> [TASK DIRECTIONS]:
Your answer should be the records below, repeated exactly as they stand.
START TASK DATA
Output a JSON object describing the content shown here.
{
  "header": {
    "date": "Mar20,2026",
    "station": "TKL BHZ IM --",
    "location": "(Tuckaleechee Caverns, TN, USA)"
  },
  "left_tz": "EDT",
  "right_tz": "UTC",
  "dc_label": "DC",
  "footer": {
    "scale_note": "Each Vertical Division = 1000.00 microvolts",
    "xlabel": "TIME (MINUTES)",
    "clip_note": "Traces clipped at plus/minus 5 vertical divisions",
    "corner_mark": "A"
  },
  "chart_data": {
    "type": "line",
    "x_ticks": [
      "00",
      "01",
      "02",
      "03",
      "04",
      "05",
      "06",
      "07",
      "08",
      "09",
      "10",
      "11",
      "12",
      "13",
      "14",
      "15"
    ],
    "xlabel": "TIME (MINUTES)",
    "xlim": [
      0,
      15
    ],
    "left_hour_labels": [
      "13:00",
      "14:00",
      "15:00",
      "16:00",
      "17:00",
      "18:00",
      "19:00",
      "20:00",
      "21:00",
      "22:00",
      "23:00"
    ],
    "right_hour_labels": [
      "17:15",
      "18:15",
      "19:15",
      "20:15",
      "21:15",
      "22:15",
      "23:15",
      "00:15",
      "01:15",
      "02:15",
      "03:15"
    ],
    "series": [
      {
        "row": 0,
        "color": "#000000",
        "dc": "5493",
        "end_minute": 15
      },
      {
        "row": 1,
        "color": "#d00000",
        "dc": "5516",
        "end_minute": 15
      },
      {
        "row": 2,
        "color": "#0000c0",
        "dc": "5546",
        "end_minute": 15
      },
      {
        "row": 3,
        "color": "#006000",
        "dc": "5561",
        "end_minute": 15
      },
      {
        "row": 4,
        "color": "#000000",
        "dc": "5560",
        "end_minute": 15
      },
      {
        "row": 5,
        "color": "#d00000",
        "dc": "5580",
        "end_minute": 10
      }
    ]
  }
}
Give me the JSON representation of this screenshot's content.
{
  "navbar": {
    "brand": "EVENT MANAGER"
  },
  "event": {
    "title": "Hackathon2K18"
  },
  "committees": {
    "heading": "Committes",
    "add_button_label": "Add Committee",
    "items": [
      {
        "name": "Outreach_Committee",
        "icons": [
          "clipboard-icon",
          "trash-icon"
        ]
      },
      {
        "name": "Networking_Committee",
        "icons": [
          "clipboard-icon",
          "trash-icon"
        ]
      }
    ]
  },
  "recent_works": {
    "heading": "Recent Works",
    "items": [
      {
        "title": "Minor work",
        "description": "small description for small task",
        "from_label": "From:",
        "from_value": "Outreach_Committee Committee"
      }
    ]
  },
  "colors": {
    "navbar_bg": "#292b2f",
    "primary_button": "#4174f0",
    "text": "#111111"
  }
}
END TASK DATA
> [WORKED SOLUTION]:
Output a JSON object describing the content shown here.
{
  "header": {
    "date": "Mar20,2026",
    "station": "TKL BHZ IM --",
    "location": "(Tuckaleechee Caverns, TN, USA)"
  },
  "left_tz": "EDT",
  "right_tz": "UTC",
  "dc_label": "DC",
  "footer": {
    "scale_note": "Each Vertical Division = 1000.00 microvolts",
    "xlabel": "TIME (MINUTES)",
    "clip_note": "Traces clipped at plus/minus 5 vertical divisions",
    "corner_mark": "A"
  },
  "chart_data": {
    "type": "line",
    "x_ticks": [
      "00",
      "01",
      "02",
      "03",
      "04",
      "05",
      "06",
      "07",
      "08",
      "09",
      "10",
      "11",
      "12",
      "13",
      "14",
      "15"
    ],
    "xlabel": "TIME (MINUTES)",
    "xlim": [
      0,
      15
    ],
    "left_hour_labels": [
      "13:00",
      "14:00",
      "15:00",
      "16:00",
      "17:00",
      "18:00",
      "19:00",
      "20:00",
      "21:00",
      "22:00",
      "23:00"
    ],
    "right_hour_labels": [
      "17:15",
      "18:15",
      "19:15",
      "20:15",
      "21:15",
      "22:15",
      "23:15",
      "00:15",
      "01:15",
      "02:15",
      "03:15"
    ],
    "series": [
      {
        "row": 0,
        "color": "#000000",
        "dc": "5493",
        "end_minute": 15
      },
      {
        "row": 1,
        "color": "#d00000",
        "dc": "5516",
        "end_minute": 15
      },
      {
        "row": 2,
        "color": "#0000c0",
        "dc": "5546",
        "end_minute": 15
      },
      {
        "row": 3,
        "color": "#006000",
        "dc": "5561",
        "end_minute": 15
      },
      {
        "row": 4,
        "color": "#000000",
        "dc": "5560",
        "end_minute": 15
      },
      {
        "row": 5,
        "color": "#d00000",
        "dc": "5580",
        "end_minute": 10
      }
    ]
  }
}
Give me the JSON representation of this screenshot's content.
{
  "navbar": {
    "brand": "EVENT MANAGER"
  },
  "event": {
    "title": "Hackathon2K18"
  },
  "committees": {
    "heading": "Committes",
    "add_button_label": "Add Committee",
    "items": [
      {
        "name": "Outreach_Committee",
        "icons": [
          "clipboard-icon",
          "trash-icon"
        ]
      },
      {
        "name": "Networking_Committee",
        "icons": [
          "clipboard-icon",
          "trash-icon"
        ]
      }
    ]
  },
  "recent_works": {
    "heading": "Recent Works",
    "items": [
      {
        "title": "Minor work",
        "description": "small description for small task",
        "from_label": "From:",
        "from_value": "Outreach_Committee Committee"
      }
    ]
  },
  "colors": {
    "navbar_bg": "#292b2f",
    "primary_button": "#4174f0",
    "text": "#111111"
  }
}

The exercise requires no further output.